Walzer alluded to the incident at The Times as well, writing to the ‘Prince’ that he signed the letter because “of things happening at the NYTimes, at other publications where I sometimes write, and at colleges and universities around the country, where I have friends who have had to defend students and colleagues harassed or ostracized because of their political opinions.”

In the days following the Harper’s letter, many activists took to Twitter and other platforms to condemn it. Author John Warner tweeted he read the letter as an “effort to protect one’s status and turf,” and Stanford political science professor Hakeem Jefferson wrote, “I think there are folks who conflate living in a society where we should be aware of how our words land (particularly on vulnerable people) with being censored. I disagree with that conflation.”

To Ladin, the public response to the letter came as a surprise. 

“It amazes me that people have the energy and concern to expend on this right now,” she said. “Now that I see the reaction, it’s a sign to me of how I’ve not been paying attention to important ways that public discourse is happening right now.”

One of the letter’s own signatories, trans author Jennifer Finney Boylan, retracted her endorsement of its content in a tweet. “I did not know who else had signed that letter … I am so sorry,” she wrote.

J.K. Rowling’s signature on the letter in particular incited backlash, likely sparking Finney Boylan’s apology. Rowling has become embroiled in controversy surrounding anti-transgender tweets and prompted many to label her a transphobe by penning an essay on the dangers she sees certain trans activists posing to the fight against gendered violence. 

But for Ladin — a trans woman herself and Yeshiva’s first trans professor — “Rowling does not matter to me, apart from the fact that she helps me while away hours of my children’s growing up process.”

“As a trans person, I don’t feel that my life is impacted at all by what she says. I just don’t care. I have lots of real problems, and lots of other trans people I know have lots of real problems,” she said. She added that, personally, she has always found the world imagined in Rowling’s Harry Potter series to be “sociologically stupid.”

“I don’t think that she’s a sophisticated voice on these issues,” she said.

For many in the LGBTQ+ community, however, Ladin acknowledged the Harry Potter series has been a “site of imaginative resistance — a way of identifying as somebody who’s different, in positive ways.” 

“I think a lot of those people have felt extremely hurt and betrayed by her and what she says, and it does matter to them,” she said. “To me — not so much.”

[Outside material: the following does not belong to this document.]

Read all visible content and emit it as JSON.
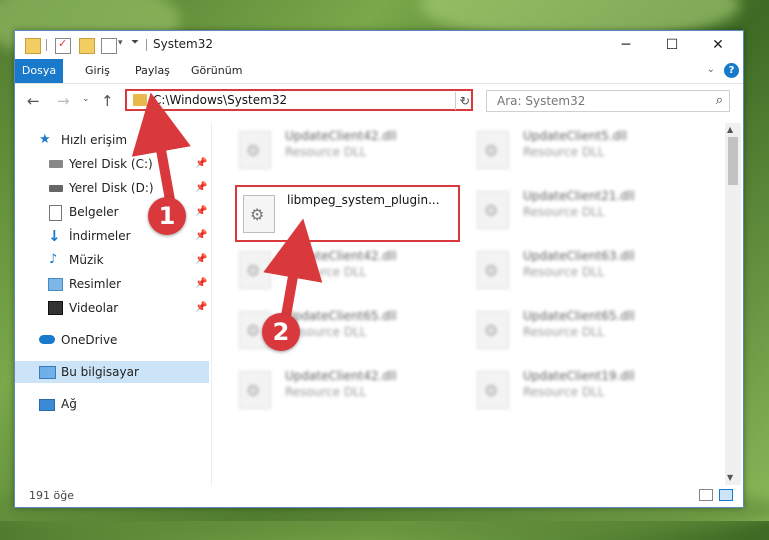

Ladin said she did not know who was signing the letter at the time when she decided to support it, but she said it upsets her that people feel the need to “divide people into very binary categories” — a need she believes stems from people feeling “existentially threatened.”

“J.K. Rowling has moved into the ‘bad’ category, and by signing this letter I’ve somehow confused those categories … Like, ‘are you a ‘bad’ person now?’,” she said. “As a trans person, as a Jewish person, as a teacher, as a humanist, I really really reject binary, essentializing categorization of people — I know it comes from a place of fear, and vulnerability, and anger.”

“No matter how wrong-headed I think J.K. Rowling is about trans folks, there are things that I agree with her about,” Ladin added. “She and I both agree that violence against women is a terrible problem. We don’t agree that trans people are a part of that problem.”

Kennedy and Grafton declined to comment on the letter. Senior, Slaughter, Goldstein, Moravcsik, and Painter did not respond to requests for comment.